Sound mirrors, sometimes called listening ears, were acoustic detection devices, designed to provide early warning of enemy aircraft. Mirrors were upright concave bowls, (like satellite dishes in shape) between 3m and 4m in diameter and often made of concrete.
The aim of a sound mirror was to detect incoming enemy aircraft, especially Zeppelin airships, as they crossed the coast to raid the United Kingdom. Often the Zeppelins came by night and were almost impossible to see; a sound mirror had the potential to give an early warning of up to fifteen minutes.
Sound mirrors worked by detecting the sound and direction of the the approaching aircraft. The sound waves concentrated into a central focal point, were picked up be listening apparatus facing the curved surface. An operator using a stethoscope or microphone would be stationed on a platform at the front of the sound mirror
The sound mirrors were emplaced, as part of a chain of mirrors, on the Southeast and East coasts of the UK. They continued to be developed after the First World War and into the 1920’s. As aircraft became faster so their usefulness became less and as radar was developed, they became obsolete; the idea eventually being abandoned in 1935.
Our friends over at Coastal and Intertidal Zone Archaeological Network (CITiZAN) have recently recorded remaining sound mirrors on the South Coast. Lara Band, CITiZAN Archaeologist for Training, describes CITiZAN’s work and findings in this blog post from 12/02/2016.
“Over the last year the CITiZAN South East team have been able to visit the sites of three of these fascinating sonic remains.
During the First World War an experimental station was established at Joss Gap, Kent. It was operated by the Signals Experimental Establishment who had the remit to develop sound mirrors and other sound detection devices. There were originally two sound mirrors here: a rotating mirror 20 feet in diameter, mounted on a wooden gantry, and a 15 foot mirror cut in the chalk cliff. Experimental work continued at Joss Gap until 1922 when the research centre was moved to an area near Hythe. The 15 foot mirror was decommissioned in 1936, the 20 foot mirror in 1939.
Locating the remains of these mirrors proved elusive. Armed with a 1927 aerial photograph from the fantastic Britain from Above archive and with clues and images from various secondary sources we set off to hunt for remains of the mirrors. Eventually we spotted a group of bricks and timber, c 25cm x 25cm, set into the cliff face approximately 70 metres south of the concrete boardwalk that connects Joss Bay with Kingsgate Bay to the north. Comparison with a contemporary photograph suggests that this is all that remains of the gantry that supported the more southerly of the two mirrors. Of the other mirror, nothing is left. The Britain from Above photograph and historic Google Earth satellite imagery, accessed via the time slide feature, show the gradual erosion of the cliff, which has resulted in the total loss of the site.
The two mirrors built at Fan Bay are now part of the National Trust property the White Cliffs of Dover.
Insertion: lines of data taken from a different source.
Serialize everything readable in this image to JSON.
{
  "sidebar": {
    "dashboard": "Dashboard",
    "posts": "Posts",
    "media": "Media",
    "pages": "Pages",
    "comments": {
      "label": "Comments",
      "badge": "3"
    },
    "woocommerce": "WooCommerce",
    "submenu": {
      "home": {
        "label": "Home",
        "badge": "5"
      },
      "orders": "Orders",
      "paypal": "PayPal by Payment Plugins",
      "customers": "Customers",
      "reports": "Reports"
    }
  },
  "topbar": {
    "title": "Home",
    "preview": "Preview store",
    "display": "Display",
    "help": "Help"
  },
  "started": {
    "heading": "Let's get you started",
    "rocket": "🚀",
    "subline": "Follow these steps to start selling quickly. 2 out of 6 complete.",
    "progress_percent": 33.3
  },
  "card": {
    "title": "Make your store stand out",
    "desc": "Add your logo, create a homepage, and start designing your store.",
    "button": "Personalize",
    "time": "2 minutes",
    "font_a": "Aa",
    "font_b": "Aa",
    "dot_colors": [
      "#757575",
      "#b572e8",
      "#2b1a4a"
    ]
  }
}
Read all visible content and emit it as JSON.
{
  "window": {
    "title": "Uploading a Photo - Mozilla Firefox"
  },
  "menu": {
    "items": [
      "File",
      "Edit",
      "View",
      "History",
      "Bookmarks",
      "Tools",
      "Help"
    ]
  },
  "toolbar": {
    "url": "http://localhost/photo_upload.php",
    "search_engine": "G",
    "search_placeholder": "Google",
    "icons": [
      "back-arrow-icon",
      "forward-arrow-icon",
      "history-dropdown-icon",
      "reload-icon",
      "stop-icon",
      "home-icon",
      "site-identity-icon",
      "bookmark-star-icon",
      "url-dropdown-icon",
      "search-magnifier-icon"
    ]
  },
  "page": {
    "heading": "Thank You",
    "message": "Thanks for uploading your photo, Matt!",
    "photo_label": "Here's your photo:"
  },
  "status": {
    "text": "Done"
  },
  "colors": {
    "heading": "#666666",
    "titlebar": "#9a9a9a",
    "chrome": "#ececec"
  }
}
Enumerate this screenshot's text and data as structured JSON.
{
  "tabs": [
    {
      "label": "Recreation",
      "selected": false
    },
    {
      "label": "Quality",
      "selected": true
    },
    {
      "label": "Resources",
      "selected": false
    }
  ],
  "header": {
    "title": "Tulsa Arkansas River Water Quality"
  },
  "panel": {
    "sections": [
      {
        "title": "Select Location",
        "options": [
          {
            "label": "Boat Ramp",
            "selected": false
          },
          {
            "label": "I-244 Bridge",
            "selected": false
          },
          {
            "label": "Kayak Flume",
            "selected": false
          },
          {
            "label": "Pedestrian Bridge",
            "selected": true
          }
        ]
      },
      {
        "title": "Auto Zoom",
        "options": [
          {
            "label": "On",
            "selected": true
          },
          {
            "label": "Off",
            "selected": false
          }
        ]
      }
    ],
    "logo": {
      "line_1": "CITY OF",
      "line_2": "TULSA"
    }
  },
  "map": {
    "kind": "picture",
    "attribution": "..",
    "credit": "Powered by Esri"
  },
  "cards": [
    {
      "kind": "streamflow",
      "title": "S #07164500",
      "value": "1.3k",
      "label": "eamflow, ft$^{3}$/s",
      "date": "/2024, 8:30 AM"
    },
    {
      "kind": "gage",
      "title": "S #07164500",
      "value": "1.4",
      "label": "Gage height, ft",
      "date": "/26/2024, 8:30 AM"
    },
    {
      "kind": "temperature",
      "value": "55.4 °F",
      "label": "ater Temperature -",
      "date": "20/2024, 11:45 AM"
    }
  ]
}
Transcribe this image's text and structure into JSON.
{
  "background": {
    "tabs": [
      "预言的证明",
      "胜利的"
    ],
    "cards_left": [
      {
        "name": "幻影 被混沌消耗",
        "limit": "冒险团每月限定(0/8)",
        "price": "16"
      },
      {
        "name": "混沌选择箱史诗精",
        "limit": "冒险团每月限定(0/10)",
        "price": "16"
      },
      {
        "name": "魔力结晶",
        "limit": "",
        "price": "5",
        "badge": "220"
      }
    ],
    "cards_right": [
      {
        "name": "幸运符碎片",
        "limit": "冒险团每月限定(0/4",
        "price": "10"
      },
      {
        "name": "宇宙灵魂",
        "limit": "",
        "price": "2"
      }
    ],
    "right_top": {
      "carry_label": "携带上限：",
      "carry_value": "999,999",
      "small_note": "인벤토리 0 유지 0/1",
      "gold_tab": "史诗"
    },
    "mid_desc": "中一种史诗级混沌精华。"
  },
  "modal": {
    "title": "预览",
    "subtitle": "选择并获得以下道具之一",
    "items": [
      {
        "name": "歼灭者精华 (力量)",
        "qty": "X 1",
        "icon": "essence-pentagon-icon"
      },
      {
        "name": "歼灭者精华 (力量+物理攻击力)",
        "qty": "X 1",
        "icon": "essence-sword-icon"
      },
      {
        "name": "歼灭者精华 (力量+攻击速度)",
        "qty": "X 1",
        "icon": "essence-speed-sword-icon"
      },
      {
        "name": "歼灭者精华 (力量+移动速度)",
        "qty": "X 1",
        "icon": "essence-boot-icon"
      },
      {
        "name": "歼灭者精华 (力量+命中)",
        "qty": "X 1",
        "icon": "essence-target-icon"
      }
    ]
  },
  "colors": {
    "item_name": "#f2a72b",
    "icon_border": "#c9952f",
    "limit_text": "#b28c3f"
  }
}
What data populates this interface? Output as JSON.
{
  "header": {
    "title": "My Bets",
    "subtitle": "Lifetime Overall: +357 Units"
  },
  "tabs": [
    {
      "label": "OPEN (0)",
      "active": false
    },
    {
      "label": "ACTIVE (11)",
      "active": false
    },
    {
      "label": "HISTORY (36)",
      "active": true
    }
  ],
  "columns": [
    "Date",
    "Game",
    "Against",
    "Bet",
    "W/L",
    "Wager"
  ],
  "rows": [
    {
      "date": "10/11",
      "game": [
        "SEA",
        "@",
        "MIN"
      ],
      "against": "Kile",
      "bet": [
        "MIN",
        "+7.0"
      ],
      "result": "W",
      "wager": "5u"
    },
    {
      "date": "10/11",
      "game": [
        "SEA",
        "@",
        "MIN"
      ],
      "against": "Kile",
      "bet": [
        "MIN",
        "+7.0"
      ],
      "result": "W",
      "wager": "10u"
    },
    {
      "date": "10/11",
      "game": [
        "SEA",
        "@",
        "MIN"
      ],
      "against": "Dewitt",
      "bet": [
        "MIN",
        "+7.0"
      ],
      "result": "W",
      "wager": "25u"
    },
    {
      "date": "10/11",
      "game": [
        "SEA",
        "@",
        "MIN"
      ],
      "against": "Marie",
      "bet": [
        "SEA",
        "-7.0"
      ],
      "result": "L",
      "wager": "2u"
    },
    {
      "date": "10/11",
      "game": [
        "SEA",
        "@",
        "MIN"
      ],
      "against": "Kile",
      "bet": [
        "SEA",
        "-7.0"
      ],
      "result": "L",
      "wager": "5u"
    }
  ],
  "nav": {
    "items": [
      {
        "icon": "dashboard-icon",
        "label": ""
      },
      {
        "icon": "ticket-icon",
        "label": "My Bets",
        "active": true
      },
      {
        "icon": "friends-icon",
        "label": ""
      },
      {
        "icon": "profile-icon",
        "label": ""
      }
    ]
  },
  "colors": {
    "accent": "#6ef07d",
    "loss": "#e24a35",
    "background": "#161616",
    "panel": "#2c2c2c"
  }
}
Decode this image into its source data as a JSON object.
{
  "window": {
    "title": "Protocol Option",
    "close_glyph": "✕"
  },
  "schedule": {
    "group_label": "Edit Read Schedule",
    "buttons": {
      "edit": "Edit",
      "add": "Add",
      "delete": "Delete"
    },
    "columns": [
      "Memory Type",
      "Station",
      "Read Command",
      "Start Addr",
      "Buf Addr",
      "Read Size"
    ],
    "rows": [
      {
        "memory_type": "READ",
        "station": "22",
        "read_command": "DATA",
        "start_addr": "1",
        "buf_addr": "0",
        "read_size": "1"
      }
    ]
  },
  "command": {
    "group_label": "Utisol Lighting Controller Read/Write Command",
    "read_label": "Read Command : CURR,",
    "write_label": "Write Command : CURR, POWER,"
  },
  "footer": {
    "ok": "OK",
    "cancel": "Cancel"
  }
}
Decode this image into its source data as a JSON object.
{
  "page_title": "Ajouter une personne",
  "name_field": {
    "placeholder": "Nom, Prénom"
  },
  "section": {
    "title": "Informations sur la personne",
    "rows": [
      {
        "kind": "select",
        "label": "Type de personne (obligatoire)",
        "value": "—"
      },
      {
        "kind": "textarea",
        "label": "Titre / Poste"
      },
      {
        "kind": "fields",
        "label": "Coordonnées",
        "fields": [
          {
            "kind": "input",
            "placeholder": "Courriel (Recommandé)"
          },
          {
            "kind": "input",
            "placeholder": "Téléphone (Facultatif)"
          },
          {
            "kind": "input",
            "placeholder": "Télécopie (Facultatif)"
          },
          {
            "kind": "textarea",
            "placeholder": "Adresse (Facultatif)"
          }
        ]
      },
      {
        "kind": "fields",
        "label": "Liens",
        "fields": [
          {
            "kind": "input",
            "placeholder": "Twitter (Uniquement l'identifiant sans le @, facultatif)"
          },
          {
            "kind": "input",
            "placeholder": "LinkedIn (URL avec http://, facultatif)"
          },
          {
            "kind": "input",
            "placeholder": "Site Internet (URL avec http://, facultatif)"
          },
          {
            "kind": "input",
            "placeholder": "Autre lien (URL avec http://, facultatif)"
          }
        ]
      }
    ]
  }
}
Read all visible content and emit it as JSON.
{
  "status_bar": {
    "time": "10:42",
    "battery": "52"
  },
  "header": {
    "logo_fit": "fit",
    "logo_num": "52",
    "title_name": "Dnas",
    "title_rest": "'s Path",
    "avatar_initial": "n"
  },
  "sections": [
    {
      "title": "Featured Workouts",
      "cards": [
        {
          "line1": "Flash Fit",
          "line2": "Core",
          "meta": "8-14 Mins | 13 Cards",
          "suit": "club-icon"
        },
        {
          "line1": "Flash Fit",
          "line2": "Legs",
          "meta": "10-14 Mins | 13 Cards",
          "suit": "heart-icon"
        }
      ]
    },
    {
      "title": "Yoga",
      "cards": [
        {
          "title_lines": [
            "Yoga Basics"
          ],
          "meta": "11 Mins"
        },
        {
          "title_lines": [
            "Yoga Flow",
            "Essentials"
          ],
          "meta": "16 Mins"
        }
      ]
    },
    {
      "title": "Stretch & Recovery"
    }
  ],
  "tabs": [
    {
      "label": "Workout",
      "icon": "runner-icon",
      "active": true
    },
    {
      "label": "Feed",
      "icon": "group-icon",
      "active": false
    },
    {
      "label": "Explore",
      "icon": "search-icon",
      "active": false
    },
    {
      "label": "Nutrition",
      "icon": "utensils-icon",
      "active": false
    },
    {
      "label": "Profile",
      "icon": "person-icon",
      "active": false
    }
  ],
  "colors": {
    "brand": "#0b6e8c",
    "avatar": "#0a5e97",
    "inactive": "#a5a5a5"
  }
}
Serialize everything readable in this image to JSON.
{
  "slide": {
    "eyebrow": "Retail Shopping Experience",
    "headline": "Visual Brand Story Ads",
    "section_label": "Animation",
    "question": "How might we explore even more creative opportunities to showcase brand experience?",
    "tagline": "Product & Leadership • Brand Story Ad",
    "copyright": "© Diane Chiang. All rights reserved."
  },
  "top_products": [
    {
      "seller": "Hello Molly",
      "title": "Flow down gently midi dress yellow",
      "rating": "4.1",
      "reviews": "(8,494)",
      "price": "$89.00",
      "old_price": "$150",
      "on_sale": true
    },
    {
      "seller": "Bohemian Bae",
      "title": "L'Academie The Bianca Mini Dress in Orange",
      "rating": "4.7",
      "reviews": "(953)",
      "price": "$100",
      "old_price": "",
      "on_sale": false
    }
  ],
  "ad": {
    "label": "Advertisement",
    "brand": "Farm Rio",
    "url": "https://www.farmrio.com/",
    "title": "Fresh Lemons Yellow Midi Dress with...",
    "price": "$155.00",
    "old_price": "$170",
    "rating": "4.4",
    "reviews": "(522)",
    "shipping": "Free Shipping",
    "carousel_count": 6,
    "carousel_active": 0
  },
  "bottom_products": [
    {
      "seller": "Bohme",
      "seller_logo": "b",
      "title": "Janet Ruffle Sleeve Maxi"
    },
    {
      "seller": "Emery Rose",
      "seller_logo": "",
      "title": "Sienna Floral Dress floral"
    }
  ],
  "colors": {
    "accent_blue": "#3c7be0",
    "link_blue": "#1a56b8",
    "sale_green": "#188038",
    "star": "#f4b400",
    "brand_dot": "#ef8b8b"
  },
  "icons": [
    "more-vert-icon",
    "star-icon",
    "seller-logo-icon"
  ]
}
A mirror 15 feet in diameter was cut into the cliff face by 1917 and saw action the same year, detecting an enemy raid at a range of 12-15 miles. The range of this mirror and of those at Joss Gap intersected at the French coast thus providing cover for the south Kent coast and the English Channel. A second mirror, 20 feet in diameter, was added by 1920, the extra size giving it a greater range. As with the mirrors at Joss Gap, the 15 foot mirror was decommissioned in 1936 and the 20 foot mirror in 1939. Both were buried by the local council in the 1970s. In 2014 they were excavated and restored by the National Trust and can be visited along with the adjacent Second World War Fan Bay Deep Shelter when the National Trust re-opens the site for the season in March this year.
At Warden Point on the Isle of Sheppey are the remains of a 15 foot sound mirror, built some time between 1917 and 1923. Although fragmented, the dish of the mirror can still clearly be seen. The fragmentation also renders visible elements of the mirror’s construction: areas of the dish are covered with a coating of fine concrete c 50mm thick, presumably to provide a better reflective surface. In other areas it’s still possible to see the grain of the wood of the forms used to cast the mirror. This mirror was also decommissioned in 1936. It fell from the cliff top in the late 1970s and now lies on the beach close to remains of the Chain Home Low radar station that replaced it.”
Over to you!
We would like you to record passive air raid defences, such as Sound Mirrors. This will help build up a picture of the air raid early warning system that was in place during the First World War.
Watch a video about Locating Zeppelins by Sound during the First World War HERE